Jack. Interrogation. He can go as soon as he tells them his whereabouts after 5:30 the previous evening. Jack says that, as he's already told them, he had a soccer game.
Cut to Jen helping a kid thrash his way into a shin guard. She glances over her shoulder and warns Jack, "Militant pee-wee parents, two o'clock." Jack looks over to see a phalanx of dads approaching him. Jack rolls his eyes. The lead dad says that they've heard a "strange rumor" that Jack's going to use Night Of The Living Molly in goal, and they "can't allow" that. Jack shrugs that Lead Dad doesn't have to "allow" it, because Jack's the coach, not Lead Dad. Lead Dad says meaningfully that he represents the parents who kept their mouths shut "when certain alarming personal details came to light." Jack's eyes start to tear up, and he drops his head as Lead Dad goes on to say that it's not personal, and he's going to give it to Jack "straight" (snork) -- if Jack puts Bride Of Molly in goal, the team will lose the game, and if the team loses the game, Jack loses his job. Oh, for chrissakes. He's a volunteer, and I don't think that whatever local body governs the pee-wee leagues would permit vigilante homophobic dads to go around enacting purity laws on behalf of youth sports. In short: stuff it, Lead Dad. Jack says wearily that he'll take that "under advisement," and excuses himself to warm up the team. Lead Dad flicks his head, and the rest of The Homophobic Dad Gaggle follows him to the sidelines. Jen strolls up: "Whoo -- looks like Pat Buchanan's posse." Ha! No kidding. Jack fills her in. Jen gasps, "Are you kidding me? Jack, what're you gonna do?"
Swoosh back to the interrogation room, where The Flash verifies that Doug made Pacey get in the back of the car. Whatever.
Swoosh to the cruiser, where Pacey sulks in the back seat. Longish story short, Doug escorts a blind gentleman home from the grocery store. Pacey watches from the back as Doug helps the man inside. The Violin Of Gaining New Respect soughs, joined by The Piano Of Having It All Wrong.
Cut to Dawson, saying that he went back to the Brookshaven "against [his] better judgment." Yeah, really. Mr. Brooks as written would give him an ass full of buckshot if he went back there.

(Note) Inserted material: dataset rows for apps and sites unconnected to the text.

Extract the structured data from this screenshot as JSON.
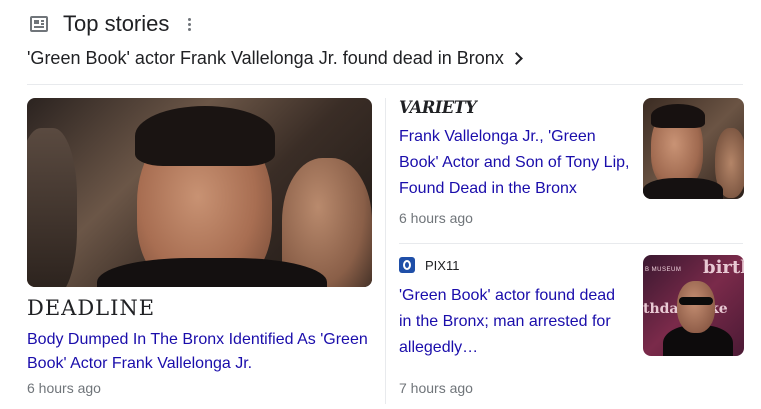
{
  "header": {
    "icon": "newspaper-icon",
    "title": "Top stories",
    "menu_icon": "more-vert-icon"
  },
  "top_story": {
    "text": "'Green Book' actor Frank Vallelonga Jr. found dead in Bronx",
    "icon": "chevron-right-icon"
  },
  "cards": [
    {
      "source": "DEADLINE",
      "headline": "Body Dumped In The Bronx Identified As 'Green Book' Actor Frank Vallelonga Jr.",
      "time": "6 hours ago"
    },
    {
      "source": "VARIETY",
      "headline": "Frank Vallelonga Jr., 'Green Book' Actor and Son of Tony Lip, Found Dead in the Bronx",
      "time": "6 hours ago"
    },
    {
      "source": "PIX11",
      "headline": "'Green Book' actor found dead in the Bronx; man arrested for allegedly…",
      "time": "7 hours ago"
    }
  ],
  "thumb_texts": {
    "museum": "B MUSEUM",
    "birthday_top": "birthd",
    "birthday_mid": "thday cake"
  },
  "colors": {
    "link": "#1a0dab",
    "meta": "#70757a",
    "text": "#202124",
    "divider": "#e8eaed"
  }
}
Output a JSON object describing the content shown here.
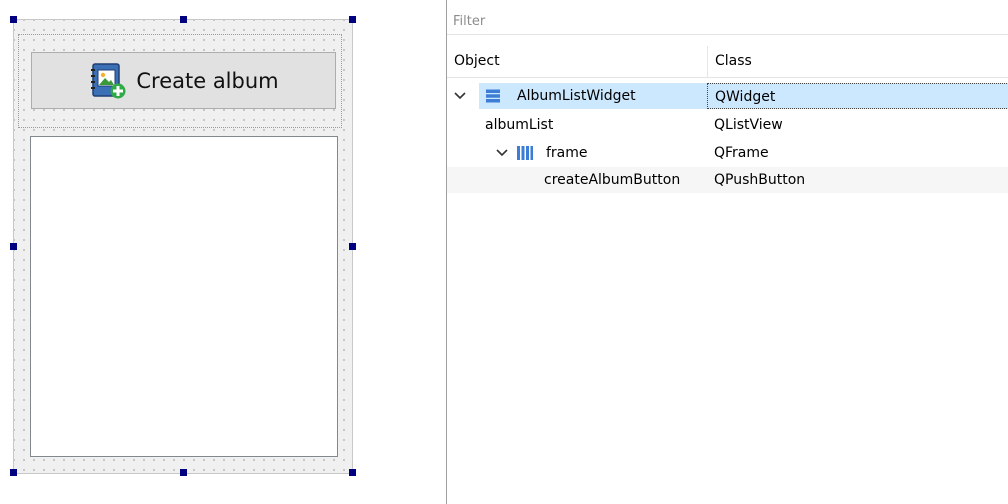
{
  "form": {
    "create_button_label": "Create album"
  },
  "inspector": {
    "filter_placeholder": "Filter",
    "headers": {
      "object": "Object",
      "class": "Class"
    },
    "rows": [
      {
        "object": "AlbumListWidget",
        "class": "QWidget",
        "icon": "vertical-layout-icon",
        "selected": true
      },
      {
        "object": "albumList",
        "class": "QListView"
      },
      {
        "object": "frame",
        "class": "QFrame",
        "icon": "horizontal-layout-icon"
      },
      {
        "object": "createAlbumButton",
        "class": "QPushButton"
      }
    ]
  },
  "colors": {
    "selection": "#cce8ff",
    "handle": "#000080",
    "form_bg": "#f0f0f0"
  }
}
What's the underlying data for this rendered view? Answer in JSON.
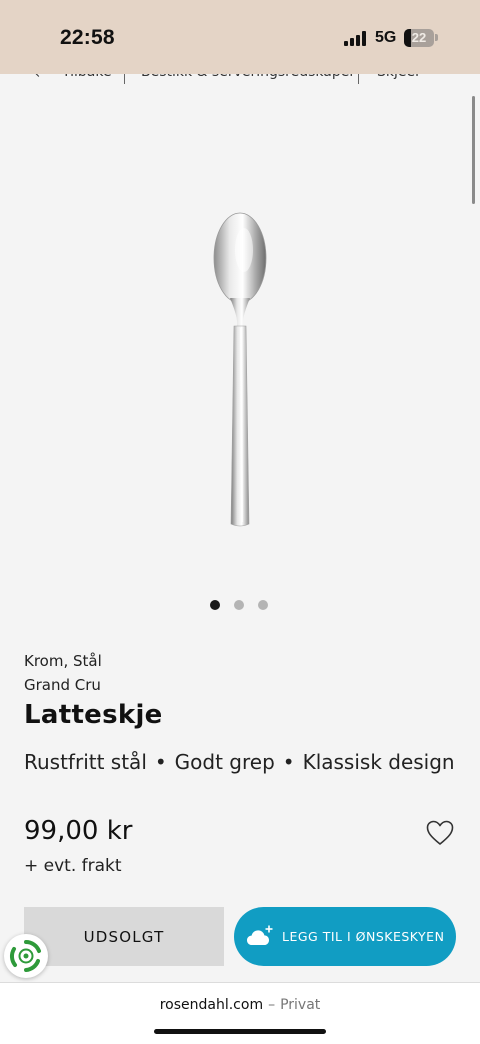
{
  "status_bar": {
    "time": "22:58",
    "network": "5G",
    "battery": "22",
    "battery_level": 0.22
  },
  "breadcrumb": {
    "back_label": "Tilbake",
    "items": [
      "Bestikk & serveringsredskaper",
      "Skjeer"
    ]
  },
  "gallery": {
    "total_images": 3,
    "active_index": 0
  },
  "product": {
    "material": "Krom, Stål",
    "collection": "Grand Cru",
    "title": "Latteskje",
    "features": [
      "Rustfritt stål",
      "Godt grep",
      "Klassisk design"
    ],
    "feature_separator": "•",
    "price": "99,00 kr",
    "shipping_note": "+ evt. frakt"
  },
  "actions": {
    "soldout_label": "UDSOLGT",
    "wishlist_label": "LEGG TIL I ØNSKESKYEN"
  },
  "browser": {
    "domain": "rosendahl.com",
    "separator": "–",
    "mode": "Privat"
  },
  "colors": {
    "status_bar_bg": "#e4d4c6",
    "page_bg": "#f4f4f4",
    "accent": "#119dc3",
    "soldout_bg": "#d9d9d9",
    "eco_green": "#2e9a3a"
  },
  "icons": {
    "back": "chevron-left-icon",
    "favorite": "heart-outline-icon",
    "wishlist": "cloud-plus-icon",
    "eco": "recycle-badge-icon"
  }
}
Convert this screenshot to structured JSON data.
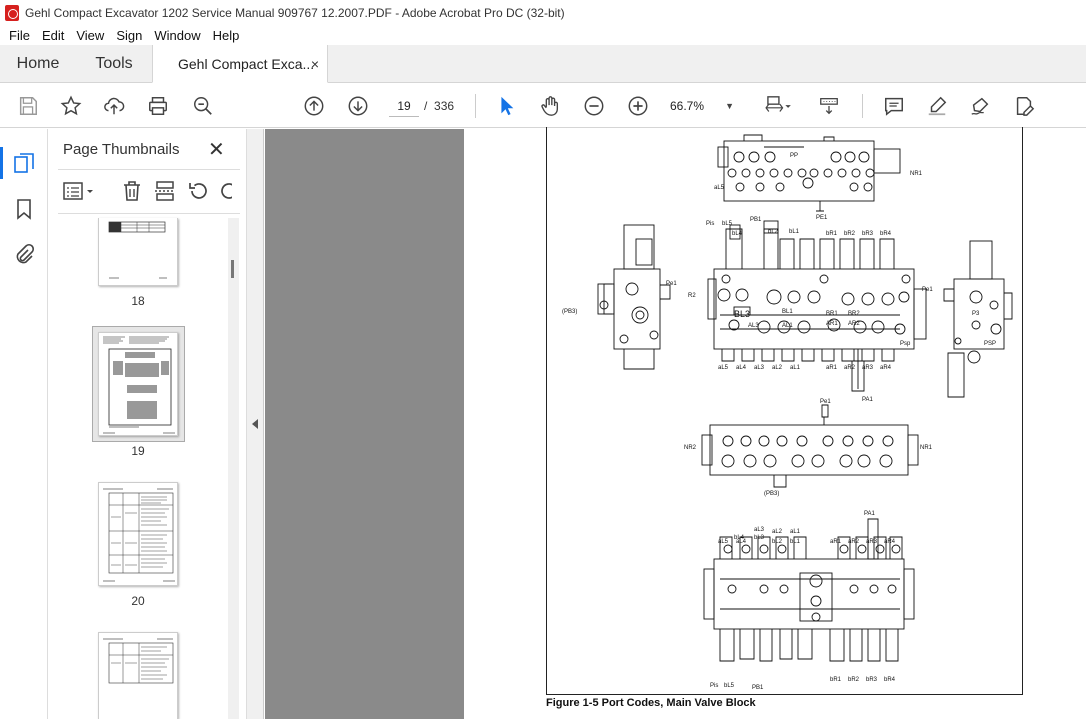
{
  "window": {
    "title": "Gehl Compact Excavator 1202 Service Manual 909767 12.2007.PDF - Adobe Acrobat Pro DC (32-bit)"
  },
  "menu": [
    "File",
    "Edit",
    "View",
    "Sign",
    "Window",
    "Help"
  ],
  "tabs": {
    "home": "Home",
    "tools": "Tools",
    "document": "Gehl Compact Exca...",
    "close": "×"
  },
  "toolbar": {
    "page_current": "19",
    "page_separator": "/",
    "page_total": "336",
    "zoom": "66.7%",
    "zoom_arrow": "▼"
  },
  "panel": {
    "title": "Page Thumbnails",
    "close": "✕",
    "thumbnails": [
      {
        "label": "18"
      },
      {
        "label": "19",
        "selected": true
      },
      {
        "label": "20"
      }
    ]
  },
  "document": {
    "caption": "Figure 1-5 Port Codes, Main Valve Block",
    "labels": {
      "top_view": [
        "PP",
        "NR1",
        "PE1",
        "aL5"
      ],
      "port_labels_top": [
        "Pis",
        "bL5",
        "PB1",
        "bL4",
        "bL2",
        "bL1",
        "bR1",
        "bR2",
        "bR3",
        "bR4"
      ],
      "port_labels_bottom": [
        "aL5",
        "aL4",
        "aL3",
        "aL2",
        "aL1",
        "aR1",
        "aR2",
        "aR3",
        "aR4"
      ],
      "side_left": [
        "(PB3)",
        "Pe1",
        "R2"
      ],
      "side_right": [
        "Pe1",
        "P3",
        "PSP"
      ],
      "center": [
        "BL3",
        "AL3",
        "BL1",
        "AL1",
        "BR1",
        "AR1",
        "BR2",
        "AR2",
        "PA1",
        "Psp"
      ],
      "mid_view": [
        "NR2",
        "NR1",
        "(PB3)",
        "Pe1"
      ],
      "bottom_view": [
        "PA1",
        "Pis",
        "bL5",
        "PB1",
        "bL4",
        "bL3",
        "bL2",
        "bL1",
        "bR1",
        "bR2",
        "bR3",
        "bR4",
        "aL5",
        "aL4",
        "aL3",
        "aL2",
        "aL1",
        "aR1",
        "aR2",
        "aR3",
        "aR4"
      ]
    }
  },
  "colors": {
    "accent": "#1473e6",
    "doc_bg": "#8a8a8a",
    "pdf_icon": "#d6201e"
  }
}
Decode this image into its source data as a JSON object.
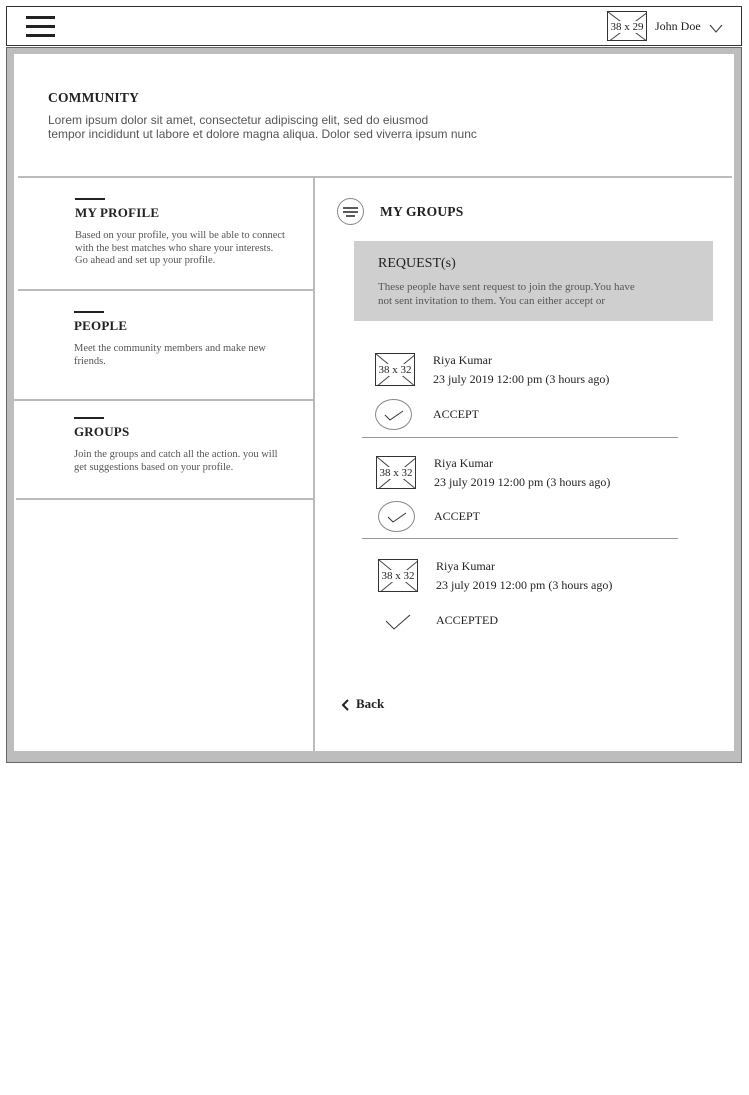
{
  "topbar": {
    "avatar_placeholder": "38 x 29",
    "user_name": "John Doe"
  },
  "community": {
    "title": "COMMUNITY",
    "description_line1": "Lorem ipsum dolor sit amet, consectetur adipiscing elit, sed do eiusmod",
    "description_line2": "tempor incididunt ut labore et dolore magna aliqua. Dolor sed viverra ipsum nunc"
  },
  "sidebar": {
    "items": [
      {
        "title": "MY PROFILE",
        "line1": "Based on your profile, you will  be able to connect",
        "line2": "with the best matches who share your interests.",
        "line3": "Go ahead and set up your profile."
      },
      {
        "title": "PEOPLE",
        "line1": "Meet the community members and make new",
        "line2": "friends."
      },
      {
        "title": "GROUPS",
        "line1": "Join the groups and catch all the action. you will",
        "line2": "get suggestions based on your profile."
      }
    ]
  },
  "main": {
    "title": "MY GROUPS",
    "requests_box": {
      "title": "REQUEST(s)",
      "line1": "These people have sent request to join the group.You have",
      "line2": "not sent invitation to them. You can either accept or"
    },
    "requests": [
      {
        "avatar": "38 x 32",
        "name": "Riya Kumar",
        "date": "23 july 2019 12:00 pm (3 hours ago)",
        "action": "ACCEPT"
      },
      {
        "avatar": "38 x 32",
        "name": "Riya Kumar",
        "date": "23 july 2019 12:00 pm (3 hours ago)",
        "action": "ACCEPT"
      },
      {
        "avatar": "38 x 32",
        "name": "Riya Kumar",
        "date": "23 july 2019 12:00 pm (3 hours ago)",
        "action": "ACCEPTED"
      }
    ],
    "back_label": "Back"
  }
}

No such luck, though. Dawson comes in without knocking and leans on the doorjamb to deliver a self-obsessed monologue on how he saw Mr. Brooks's yearbook and read the caption about wanting to become a Hollywood filmmaker, and it's a "pretty striking coincidence" since he's wanted the same thing ever since he could remember and blah bloopety bling. "Good for you," Mr. Brooks says acidly, scratching his ear. "It scared the hell out of me," Dawson says intensely, because "I don't ever want to be like you." Don't worry, Dawson. Mr. Brooks is cool, so there's really nothing for you to fear. Dawson goes on to say that he doesn't want to "be the kind of person" who pushes people away; he doesn't "want to be alone," and he knows that Mr. Brooks doesn't want to be alone either. Mr. Brooks can't get rid of him, he says. Poor Mr. Brooks. I can empathize. Mr. Brooks stares at him as Dawson says that what works on other people won't work on him, so he's come back to finish the job Mr. Brooks hired him for, and while Dawson probably thinks that that's noble, it's really because Dawson couldn't take a hint if it arrived at the table on a bed of lettuce. Dawson takes off his coat. Mr. Brooks gets up from the couch, but doesn't say anything. What. Ever.